5. Unemployment Benefits
Even though each state has its own unemployment insurance agency, jobless benefits are actually offered through a joint federal-state program. States manage payments to the unemployed but have to meet certain federal guidelines in terms of how they do so.
To qualify for payments, individuals must have been unemployed for reasons outside their control—for example, a layoff or firing—and meet state-specific requirements. In most cases workers are eligible to receive benefits for up to 26 weeks, although payments are sometimes extended during periods of economic turmoil.
While not as generous as unemployment payments in some European countries, the U.S. unemployment system ensures that Americans have at least a few months of security when they temporarily leave the workforce.
President Biden’s American Rescue Plan extends federal unemployment benefits of $300 per week through Sept. 6, 2021, due to the COVID-19 pandemic.
6. Whistleblower Protections
A patchwork of federal statutes helps protect whistleblowers who report their employer for violations of the law. Whistleblower protections are often built into other pieces of legislation that govern an industry. For example, the Clean Air Act safeguards those who highlight violations of environmental law, and the Consumer Product Safety Improvement Act offers protection to those who uncover unlawful manufacturing policies.
OSHA’s Whistleblower Protection Program is the main body responsible for protecting the rights of employees, who may fear job loss or other reprisals if they speak up. Workers who feel they have suffered retribution for reporting company violations should file a complaint with their local OSHA office within 30 days of the incident.
Workers have the right to make a whistleblower complaint if their workplace is unsafe during the COVID-19 pandemic.
7. Family Leave
President Bill Clinton signed the Family and Medical Leave Act (FMLA) into law in 1993. As a result, eligible employees are afforded up to 12 weeks of unpaid leave per year if they decide to stay home in the wake of their child’s birth or adoption or in cases of serious personal or family member illness.
To receive FMLA benefits, one must have been with the company for at least 12 months and worked at least 1,250 hours during the past year. The law only applies to businesses that employ at least 50 employees within a 75-mile radius.

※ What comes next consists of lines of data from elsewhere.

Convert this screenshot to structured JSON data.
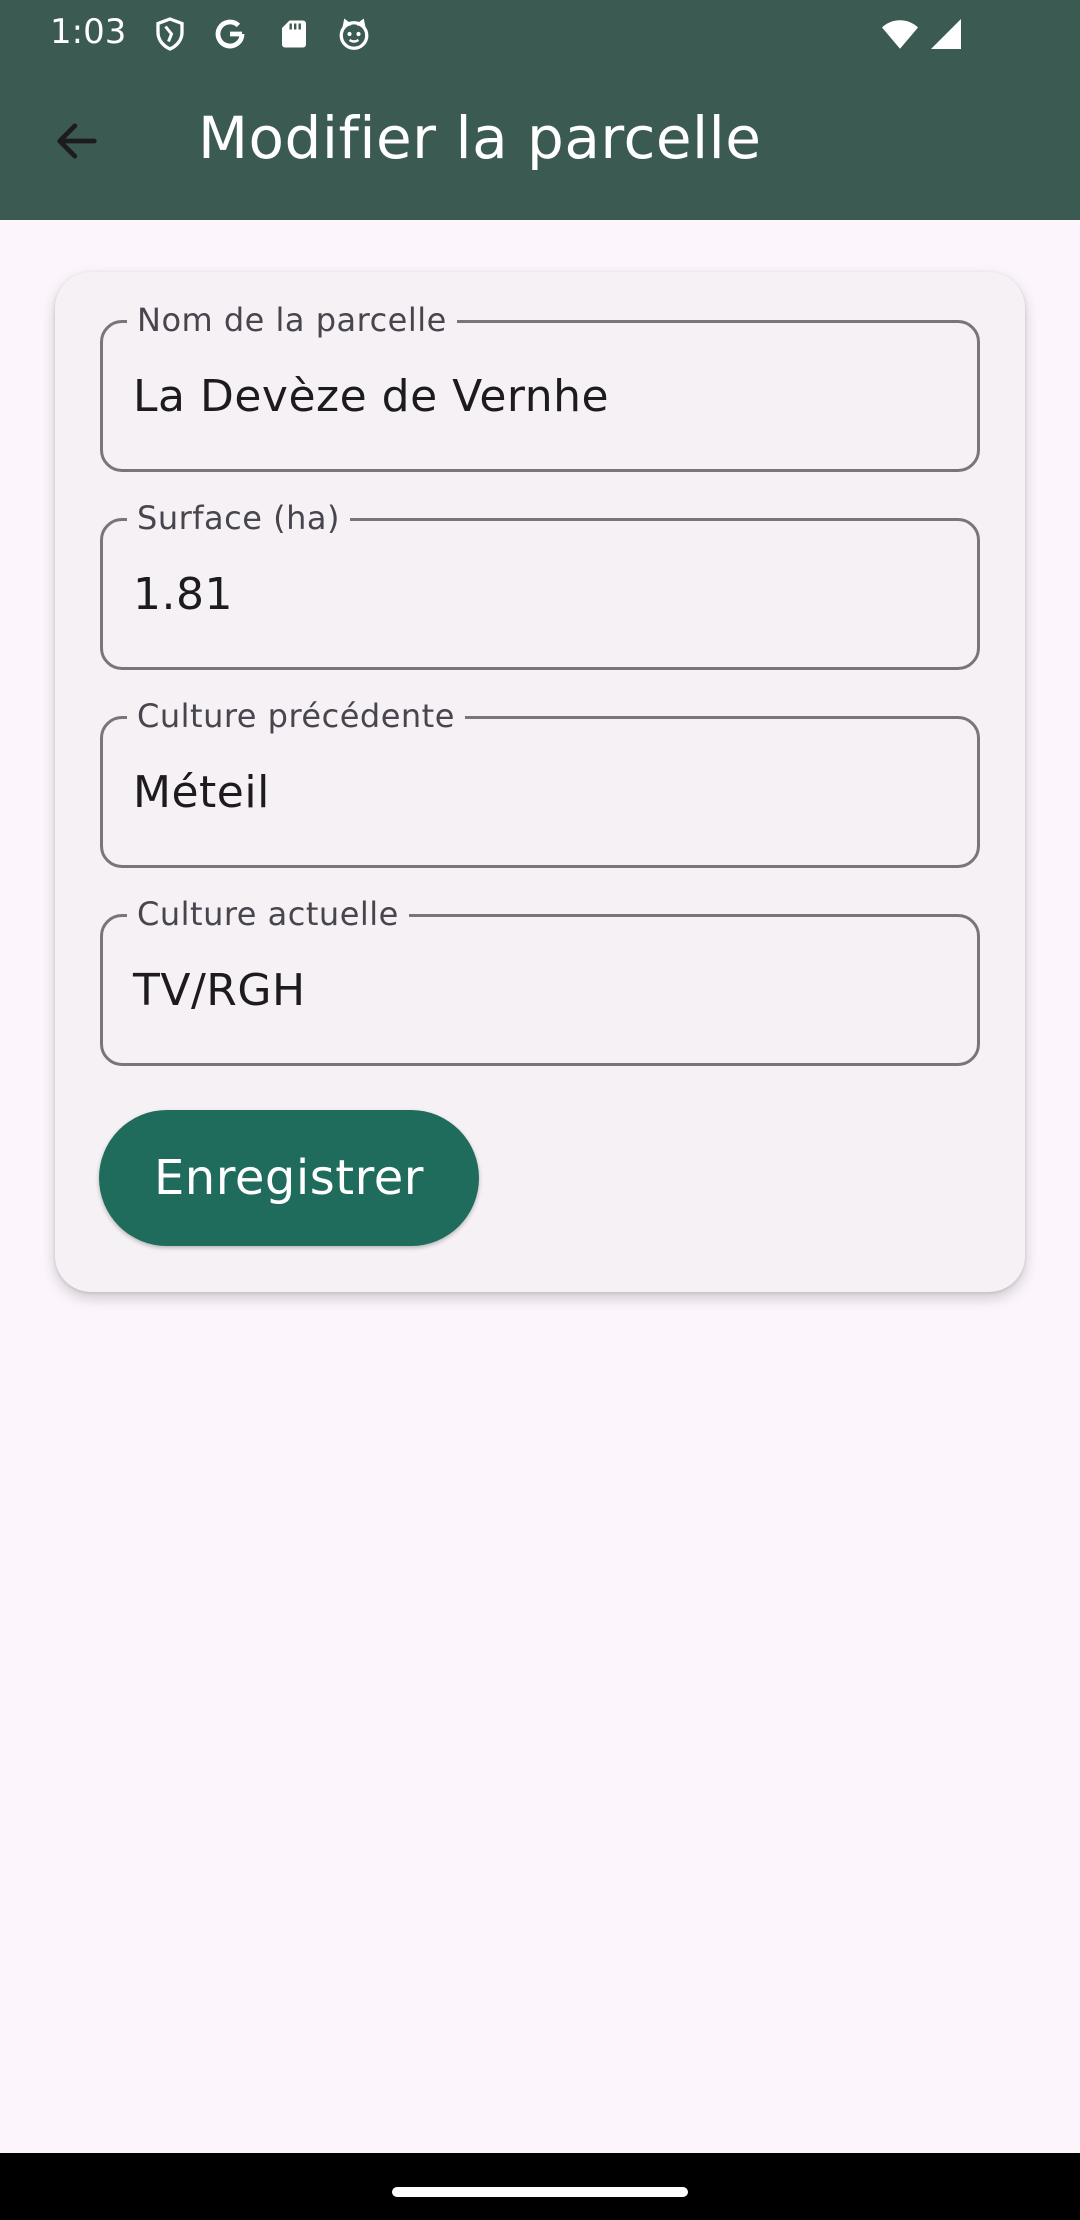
{
  "status_bar": {
    "time": "1:03",
    "icons": [
      "shield-icon",
      "google-icon",
      "sd-card-icon",
      "cat-face-icon",
      "wifi-icon",
      "signal-icon"
    ]
  },
  "app_bar": {
    "title": "Modifier la parcelle",
    "back_icon": "arrow-back-icon"
  },
  "form": {
    "fields": [
      {
        "label": "Nom de la parcelle",
        "value": "La Devèze de Vernhe"
      },
      {
        "label": "Surface (ha)",
        "value": "1.81"
      },
      {
        "label": "Culture précédente",
        "value": "Méteil"
      },
      {
        "label": "Culture actuelle",
        "value": "TV/RGH"
      }
    ],
    "save_label": "Enregistrer"
  },
  "colors": {
    "app_bar": "#3b5a52",
    "primary_button": "#1f6b5c",
    "background": "#fcf6fc",
    "card": "#f5f1f5"
  }
}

8. Employment-Based Discrimination
The Civil Rights Act of 1964 was a watershed moment for social justice in America, especially when it came to employment. Title VII of the Act made it illegal for businesses to discriminate based on “race, color, religion, sex or national origin.” Some 45 years later the Lilly Ledbetter Fair Pay Act of 2009 further strengthened workplace rights, prohibiting wage discrimination against women and minorities.
On June 15, 2020, in a six-to-three ruling in Bostock vs. Clayton County, Georgia, the Supreme Court determined that protections against discrimination by sex in Title VII of the Civil Rights Act protect LGBTQ workers. Justice Neil M. Gorsuch, who wrote the opinion, stated: “Today, we must decide whether an employer can fire someone simply for being homosexual or transgender. The answer is clear. An employer who fires an individual for being homosexual or transgender fires that person for traits or actions it would not have questioned in members of a different sex. Sex plays a necessary and undisguisable role in the decision, exactly what Title VII forbids.
Among other federal labor laws that protect against workplace inequality are the Age Discrimination in Employment Act of 1967, which applies to workers 40 years and older, and the Americans With Disabilities Act of 1990 (ADA).
The Bottom Line
Today, American employees enjoy numerous legal protections designed to provide a minimal level of income and shield them from danger in the workplace, among other safeguards.